Global Public Sector


Improve security posture and/or meet regulatory requirements


Improve data access speeds


Integrate with cloud-native services


Gain better control of the application


Meet sustainability goals


Outsourcing IT management


Faster application development


Disaster recovery


Capacity concerns


Executive mandate




Figure 6: Reasons for moving apps across infrastructure in the past year (Q6)

05Cost factors remain a wild card

ECI respondents tend to be fickle in their attitudes toward IT cost, which seems to be inching downward on IT priority lists. In addition to playing the smallest role in today’s infrastructure decisions, cost was the lowest-ranking driver behind application movement across all industries globally, mentioned as infrequently as by 10% of those in the construction and property industry and as often as by 37% in the energy/utilities market (though less than any other factor).

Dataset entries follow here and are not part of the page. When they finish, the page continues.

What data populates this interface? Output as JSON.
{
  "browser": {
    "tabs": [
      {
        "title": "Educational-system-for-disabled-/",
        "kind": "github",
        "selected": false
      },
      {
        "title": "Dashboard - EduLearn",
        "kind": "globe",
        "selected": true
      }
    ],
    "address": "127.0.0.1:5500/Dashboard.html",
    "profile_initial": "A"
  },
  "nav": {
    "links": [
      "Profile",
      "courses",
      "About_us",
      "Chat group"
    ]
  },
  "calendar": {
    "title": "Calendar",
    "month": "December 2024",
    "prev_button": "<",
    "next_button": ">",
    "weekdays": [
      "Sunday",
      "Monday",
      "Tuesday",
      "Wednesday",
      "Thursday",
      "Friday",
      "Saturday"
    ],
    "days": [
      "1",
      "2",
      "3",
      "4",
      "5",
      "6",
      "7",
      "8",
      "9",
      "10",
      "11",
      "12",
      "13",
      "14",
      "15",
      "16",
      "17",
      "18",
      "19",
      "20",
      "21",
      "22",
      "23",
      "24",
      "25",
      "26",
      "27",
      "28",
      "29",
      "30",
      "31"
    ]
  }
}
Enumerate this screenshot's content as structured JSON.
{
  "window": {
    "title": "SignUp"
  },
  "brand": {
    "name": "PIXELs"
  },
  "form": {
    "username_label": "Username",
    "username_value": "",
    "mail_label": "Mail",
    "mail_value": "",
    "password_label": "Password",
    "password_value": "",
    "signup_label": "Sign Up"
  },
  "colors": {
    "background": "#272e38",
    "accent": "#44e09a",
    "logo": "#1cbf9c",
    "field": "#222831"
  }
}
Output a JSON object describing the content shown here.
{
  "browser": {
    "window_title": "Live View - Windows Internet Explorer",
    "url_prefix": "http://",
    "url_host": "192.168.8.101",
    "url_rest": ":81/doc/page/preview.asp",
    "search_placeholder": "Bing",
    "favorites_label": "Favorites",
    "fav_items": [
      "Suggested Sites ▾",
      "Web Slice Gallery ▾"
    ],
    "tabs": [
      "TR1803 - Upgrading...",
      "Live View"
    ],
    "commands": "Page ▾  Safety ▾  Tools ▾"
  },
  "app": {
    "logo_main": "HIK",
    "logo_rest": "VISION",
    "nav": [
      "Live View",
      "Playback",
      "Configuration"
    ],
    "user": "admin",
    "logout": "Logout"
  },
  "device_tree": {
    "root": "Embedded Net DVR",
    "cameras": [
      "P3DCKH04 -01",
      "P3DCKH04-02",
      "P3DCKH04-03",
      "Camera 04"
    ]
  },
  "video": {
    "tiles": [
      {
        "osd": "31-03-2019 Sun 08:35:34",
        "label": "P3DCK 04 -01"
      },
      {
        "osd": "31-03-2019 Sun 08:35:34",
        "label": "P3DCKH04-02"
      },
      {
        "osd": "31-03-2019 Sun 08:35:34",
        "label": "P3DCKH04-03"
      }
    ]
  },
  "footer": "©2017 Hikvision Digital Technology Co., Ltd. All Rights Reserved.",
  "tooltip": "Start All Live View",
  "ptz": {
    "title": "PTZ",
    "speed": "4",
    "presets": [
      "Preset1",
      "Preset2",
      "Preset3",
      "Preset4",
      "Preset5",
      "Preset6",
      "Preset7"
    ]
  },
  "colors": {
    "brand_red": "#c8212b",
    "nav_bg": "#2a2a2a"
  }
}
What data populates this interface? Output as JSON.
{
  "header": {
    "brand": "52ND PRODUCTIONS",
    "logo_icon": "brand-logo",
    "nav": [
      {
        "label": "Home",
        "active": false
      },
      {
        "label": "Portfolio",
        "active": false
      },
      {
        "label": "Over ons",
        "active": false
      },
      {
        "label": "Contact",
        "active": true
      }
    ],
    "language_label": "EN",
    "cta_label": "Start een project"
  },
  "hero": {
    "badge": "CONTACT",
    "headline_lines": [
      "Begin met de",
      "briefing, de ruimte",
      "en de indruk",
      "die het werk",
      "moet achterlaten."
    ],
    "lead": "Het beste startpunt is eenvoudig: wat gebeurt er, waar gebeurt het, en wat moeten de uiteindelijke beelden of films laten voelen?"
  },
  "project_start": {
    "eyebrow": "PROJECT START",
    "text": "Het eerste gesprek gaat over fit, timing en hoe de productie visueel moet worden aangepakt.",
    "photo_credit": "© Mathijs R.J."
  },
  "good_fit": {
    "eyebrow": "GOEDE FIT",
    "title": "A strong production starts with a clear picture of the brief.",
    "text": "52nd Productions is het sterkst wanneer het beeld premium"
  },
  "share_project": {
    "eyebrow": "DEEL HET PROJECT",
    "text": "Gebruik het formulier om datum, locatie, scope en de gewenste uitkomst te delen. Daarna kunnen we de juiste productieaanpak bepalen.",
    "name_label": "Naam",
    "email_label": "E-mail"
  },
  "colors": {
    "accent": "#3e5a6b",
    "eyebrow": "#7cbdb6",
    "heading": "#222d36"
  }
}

At the same time, however, most respondents rank controlling costs high on their list of challenges. For example, 86% of public sector respondents and 85% of respondents globally described cloud cost control as a challenge with managing their current IT infrastructures, and more than a third of each group—36% of public sector organizations and 34% of global respondents—said it was a "significant" one. (Q5)

One explanation is that as the value and volume of corporate data continue to skyrocket, data management, security, protection, synchronization, and backup/recovery concerns are moving top of mind. Data is now a business asset that must stay up-to-date, secure, and readily available for continued operations, analytics, and monetization. In addition, infrastructure total cost of ownership (TCO) has many components that make it difficult to compare apples to apples during upfront decision-making, particularly given that public cloud offerings, pricing models, and service fees are in a perpetual state of change.